PROBLEM STATEMENT —
Repeat each entry below exactly, omitting any picture it holds.

[INPUT RECORDS — start]

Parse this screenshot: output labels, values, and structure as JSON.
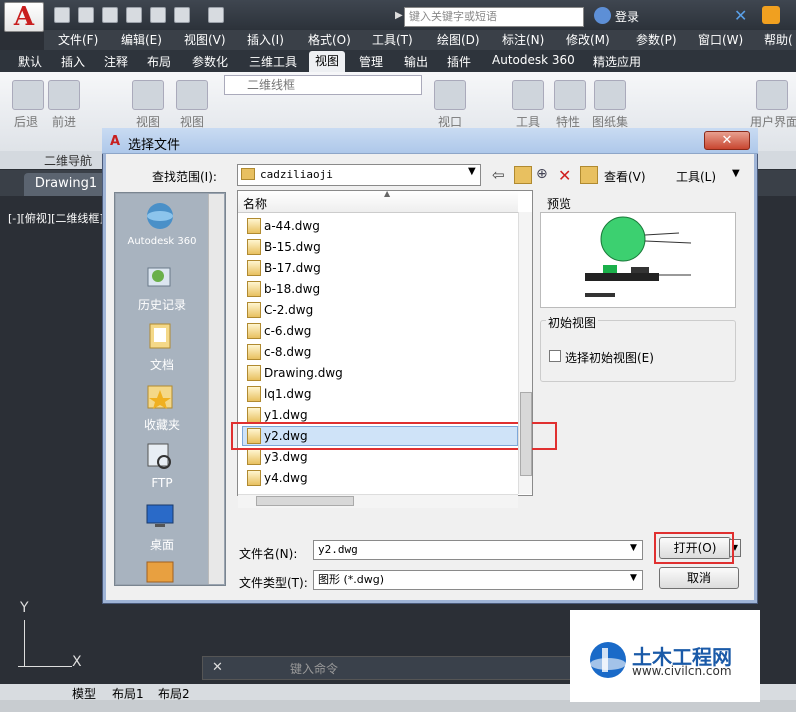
{
  "app": {
    "logo_letter": "A",
    "search_placeholder": "键入关键字或短语",
    "login": "登录"
  },
  "menu": [
    "文件(F)",
    "编辑(E)",
    "视图(V)",
    "插入(I)",
    "格式(O)",
    "工具(T)",
    "绘图(D)",
    "标注(N)",
    "修改(M)",
    "参数(P)",
    "窗口(W)",
    "帮助("
  ],
  "ribbon_tabs": [
    "默认",
    "插入",
    "注释",
    "布局",
    "参数化",
    "三维工具",
    "视图",
    "管理",
    "输出",
    "插件",
    "Autodesk 360",
    "精选应用"
  ],
  "ribbon": {
    "visual_style": "二维线框",
    "buttons": [
      "后退",
      "前进",
      "视图",
      "视图",
      "视口",
      "工具",
      "特性",
      "图纸集",
      "用户界面"
    ],
    "panel_label": "二维导航"
  },
  "drawing": {
    "tab": "Drawing1",
    "view_label": "[-][俯视][二维线框]",
    "ucs_x": "X",
    "ucs_y": "Y",
    "command_placeholder": "键入命令",
    "layout_tabs": [
      "模型",
      "布局1",
      "布局2"
    ]
  },
  "dialog": {
    "title": "选择文件",
    "lookin_label": "查找范围(I):",
    "lookin_value": "cadziliaoji",
    "views_label": "查看(V)",
    "tools_label": "工具(L)",
    "places": [
      "Autodesk 360",
      "历史记录",
      "文档",
      "收藏夹",
      "FTP",
      "桌面"
    ],
    "column_name": "名称",
    "files": [
      "a-44.dwg",
      "B-15.dwg",
      "B-17.dwg",
      "b-18.dwg",
      "C-2.dwg",
      "c-6.dwg",
      "c-8.dwg",
      "Drawing.dwg",
      "lq1.dwg",
      "y1.dwg",
      "y2.dwg",
      "y3.dwg",
      "y4.dwg"
    ],
    "selected_file": "y2.dwg",
    "preview_label": "预览",
    "initial_view_group": "初始视图",
    "initial_view_checkbox": "选择初始视图(E)",
    "initial_view_checked": false,
    "filename_label": "文件名(N):",
    "filename_value": "y2.dwg",
    "filetype_label": "文件类型(T):",
    "filetype_value": "图形 (*.dwg)",
    "open_button": "打开(O)",
    "cancel_button": "取消"
  },
  "watermark": {
    "title": "土木工程网",
    "url": "www.civilcn.com"
  },
  "colors": {
    "highlight": "#e03030",
    "selection": "#cfe3f8",
    "dialog_title": "#aec8ea"
  }
}
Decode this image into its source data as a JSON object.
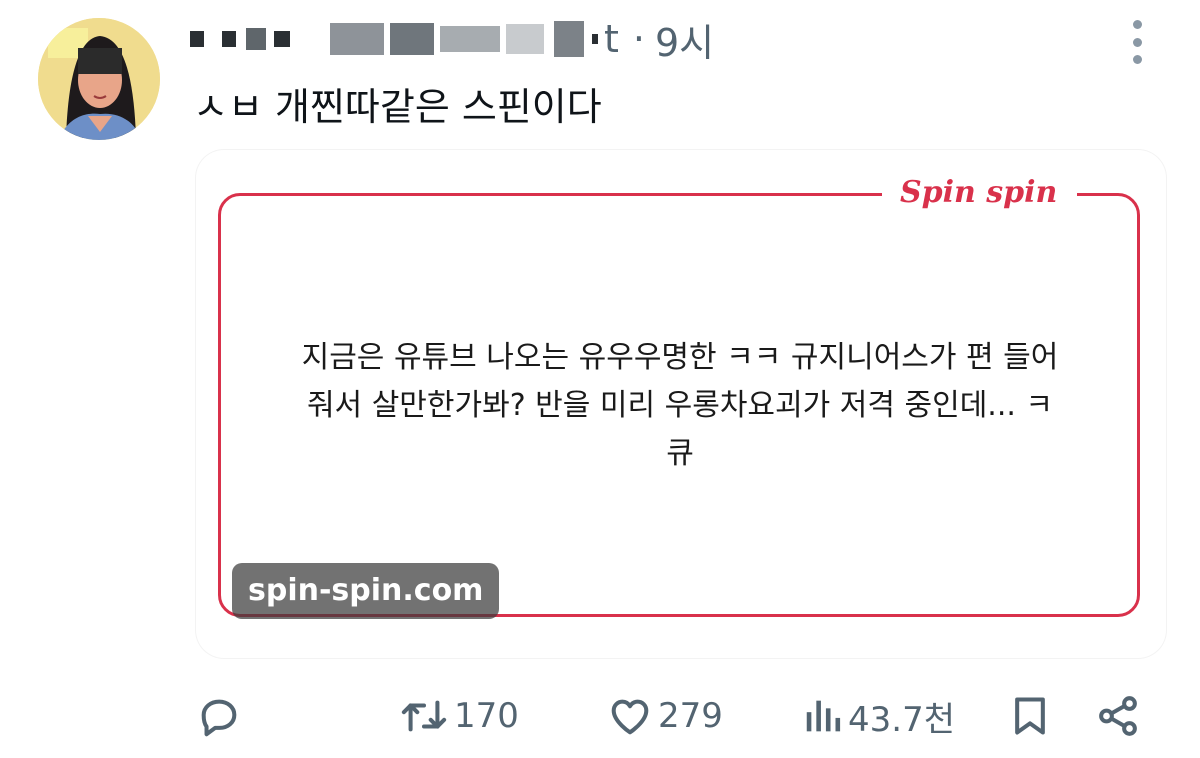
{
  "post": {
    "author_name_tail": "t",
    "separator": "·",
    "time": "9시",
    "text": "ㅅㅂ 개찐따같은 스핀이다"
  },
  "card": {
    "logo": "Spin spin",
    "body_line1": "지금은 유튜브 나오는 유우우명한 ㅋㅋ 규지니어스가 편 들어",
    "body_line2": "줘서 살만한가봐? 반을 미리 우롱차요괴가 저격 중인데... ㅋ",
    "body_line3": "큐",
    "domain": "spin-spin.com",
    "accent_color": "#d9314b"
  },
  "actions": {
    "reply_icon": "reply-icon",
    "retweets": "170",
    "likes": "279",
    "views": "43.7천",
    "bookmark_icon": "bookmark-icon",
    "share_icon": "share-icon"
  },
  "icons": [
    "more-icon",
    "reply-icon",
    "retweet-icon",
    "heart-icon",
    "views-icon",
    "bookmark-icon",
    "share-icon"
  ]
}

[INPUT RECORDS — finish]

TASK RESPONSE —
Parse this screenshot: output labels, values, and structure as JSON.
{
  "app": {
    "logo_letter": "A",
    "search_placeholder": "键入关键字或短语",
    "login": "登录"
  },
  "menu": [
    "文件(F)",
    "编辑(E)",
    "视图(V)",
    "插入(I)",
    "格式(O)",
    "工具(T)",
    "绘图(D)",
    "标注(N)",
    "修改(M)",
    "参数(P)",
    "窗口(W)",
    "帮助("
  ],
  "ribbon_tabs": [
    "默认",
    "插入",
    "注释",
    "布局",
    "参数化",
    "三维工具",
    "视图",
    "管理",
    "输出",
    "插件",
    "Autodesk 360",
    "精选应用"
  ],
  "ribbon": {
    "visual_style": "二维线框",
    "buttons": [
      "后退",
      "前进",
      "视图",
      "视图",
      "视口",
      "工具",
      "特性",
      "图纸集",
      "用户界面"
    ],
    "panel_label": "二维导航"
  },
  "drawing": {
    "tab": "Drawing1",
    "view_label": "[-][俯视][二维线框]",
    "ucs_x": "X",
    "ucs_y": "Y",
    "command_placeholder": "键入命令",
    "layout_tabs": [
      "模型",
      "布局1",
      "布局2"
    ]
  },
  "dialog": {
    "title": "选择文件",
    "lookin_label": "查找范围(I):",
    "lookin_value": "cadziliaoji",
    "views_label": "查看(V)",
    "tools_label": "工具(L)",
    "places": [
      "Autodesk 360",
      "历史记录",
      "文档",
      "收藏夹",
      "FTP",
      "桌面"
    ],
    "column_name": "名称",
    "files": [
      "a-44.dwg",
      "B-15.dwg",
      "B-17.dwg",
      "b-18.dwg",
      "C-2.dwg",
      "c-6.dwg",
      "c-8.dwg",
      "Drawing.dwg",
      "lq1.dwg",
      "y1.dwg",
      "y2.dwg",
      "y3.dwg",
      "y4.dwg"
    ],
    "selected_file": "y2.dwg",
    "preview_label": "预览",
    "initial_view_group": "初始视图",
    "initial_view_checkbox": "选择初始视图(E)",
    "initial_view_checked": false,
    "filename_label": "文件名(N):",
    "filename_value": "y2.dwg",
    "filetype_label": "文件类型(T):",
    "filetype_value": "图形 (*.dwg)",
    "open_button": "打开(O)",
    "cancel_button": "取消"
  },
  "watermark": {
    "title": "土木工程网",
    "url": "www.civilcn.com"
  },
  "colors": {
    "highlight": "#e03030",
    "selection": "#cfe3f8",
    "dialog_title": "#aec8ea"
  }
}
Decode this image into its source data as a JSON object.
{
  "post": {
    "author_name_tail": "t",
    "separator": "·",
    "time": "9시",
    "text": "ㅅㅂ 개찐따같은 스핀이다"
  },
  "card": {
    "logo": "Spin spin",
    "body_line1": "지금은 유튜브 나오는 유우우명한 ㅋㅋ 규지니어스가 편 들어",
    "body_line2": "줘서 살만한가봐? 반을 미리 우롱차요괴가 저격 중인데... ㅋ",
    "body_line3": "큐",
    "domain": "spin-spin.com",
    "accent_color": "#d9314b"
  },
  "actions": {
    "reply_icon": "reply-icon",
    "retweets": "170",
    "likes": "279",
    "views": "43.7천",
    "bookmark_icon": "bookmark-icon",
    "share_icon": "share-icon"
  },
  "icons": [
    "more-icon",
    "reply-icon",
    "retweet-icon",
    "heart-icon",
    "views-icon",
    "bookmark-icon",
    "share-icon"
  ]
}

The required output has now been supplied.